▼▼▼

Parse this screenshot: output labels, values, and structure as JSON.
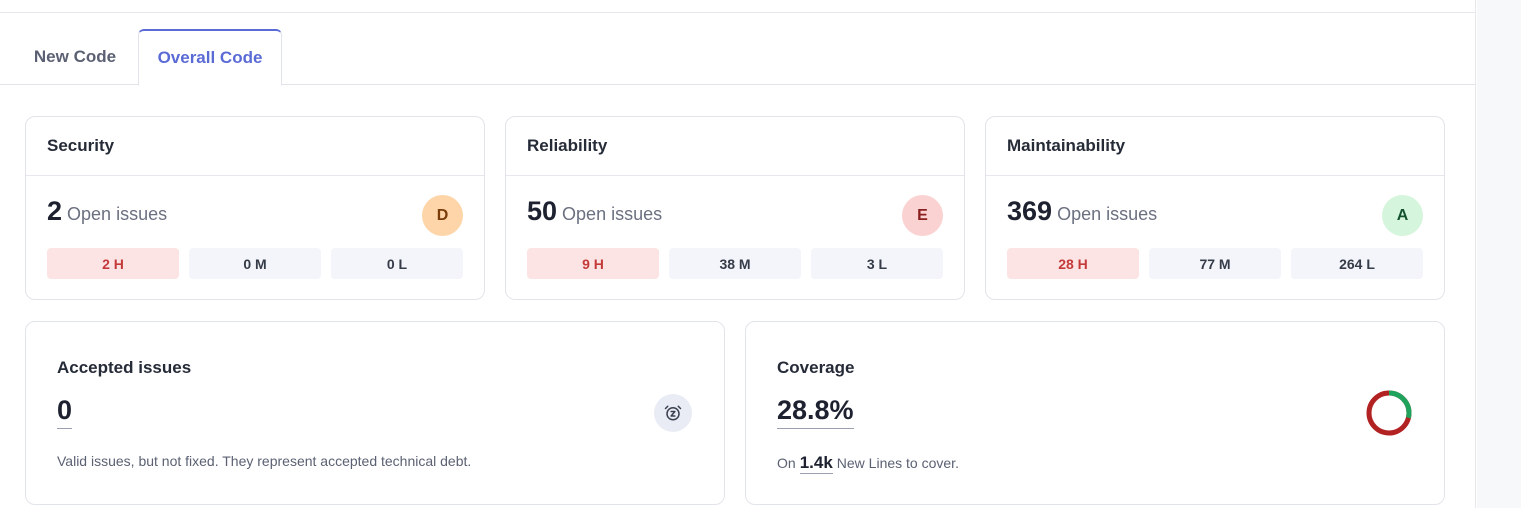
{
  "tabs": [
    {
      "label": "New Code"
    },
    {
      "label": "Overall Code"
    }
  ],
  "metrics": [
    {
      "title": "Security",
      "count": "2",
      "count_label": "Open issues",
      "grade": "D",
      "grade_bg": "#fdd5a8",
      "grade_fg": "#7a3d0a",
      "severities": [
        "2 H",
        "0 M",
        "0 L"
      ]
    },
    {
      "title": "Reliability",
      "count": "50",
      "count_label": "Open issues",
      "grade": "E",
      "grade_bg": "#fbd2d2",
      "grade_fg": "#8a1f1f",
      "severities": [
        "9 H",
        "38 M",
        "3 L"
      ]
    },
    {
      "title": "Maintainability",
      "count": "369",
      "count_label": "Open issues",
      "grade": "A",
      "grade_bg": "#d6f5dd",
      "grade_fg": "#14532d",
      "severities": [
        "28 H",
        "77 M",
        "264 L"
      ]
    }
  ],
  "accepted": {
    "title": "Accepted issues",
    "value": "0",
    "description": "Valid issues, but not fixed. They represent accepted technical debt.",
    "icon": "snooze-icon"
  },
  "coverage": {
    "title": "Coverage",
    "value": "28.8%",
    "percent": 28.8,
    "desc_prefix": "On",
    "desc_value": "1.4k",
    "desc_suffix": "New Lines to cover.",
    "covered_color": "#1fa25b",
    "uncovered_color": "#b32222"
  }
}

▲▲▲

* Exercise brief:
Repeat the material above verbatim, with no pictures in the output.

* Expected answer:
Parse this screenshot: output labels, values, and structure as JSON.
{
  "tabs": [
    {
      "label": "New Code"
    },
    {
      "label": "Overall Code"
    }
  ],
  "metrics": [
    {
      "title": "Security",
      "count": "2",
      "count_label": "Open issues",
      "grade": "D",
      "grade_bg": "#fdd5a8",
      "grade_fg": "#7a3d0a",
      "severities": [
        "2 H",
        "0 M",
        "0 L"
      ]
    },
    {
      "title": "Reliability",
      "count": "50",
      "count_label": "Open issues",
      "grade": "E",
      "grade_bg": "#fbd2d2",
      "grade_fg": "#8a1f1f",
      "severities": [
        "9 H",
        "38 M",
        "3 L"
      ]
    },
    {
      "title": "Maintainability",
      "count": "369",
      "count_label": "Open issues",
      "grade": "A",
      "grade_bg": "#d6f5dd",
      "grade_fg": "#14532d",
      "severities": [
        "28 H",
        "77 M",
        "264 L"
      ]
    }
  ],
  "accepted": {
    "title": "Accepted issues",
    "value": "0",
    "description": "Valid issues, but not fixed. They represent accepted technical debt.",
    "icon": "snooze-icon"
  },
  "coverage": {
    "title": "Coverage",
    "value": "28.8%",
    "percent": 28.8,
    "desc_prefix": "On",
    "desc_value": "1.4k",
    "desc_suffix": "New Lines to cover.",
    "covered_color": "#1fa25b",
    "uncovered_color": "#b32222"
  }
}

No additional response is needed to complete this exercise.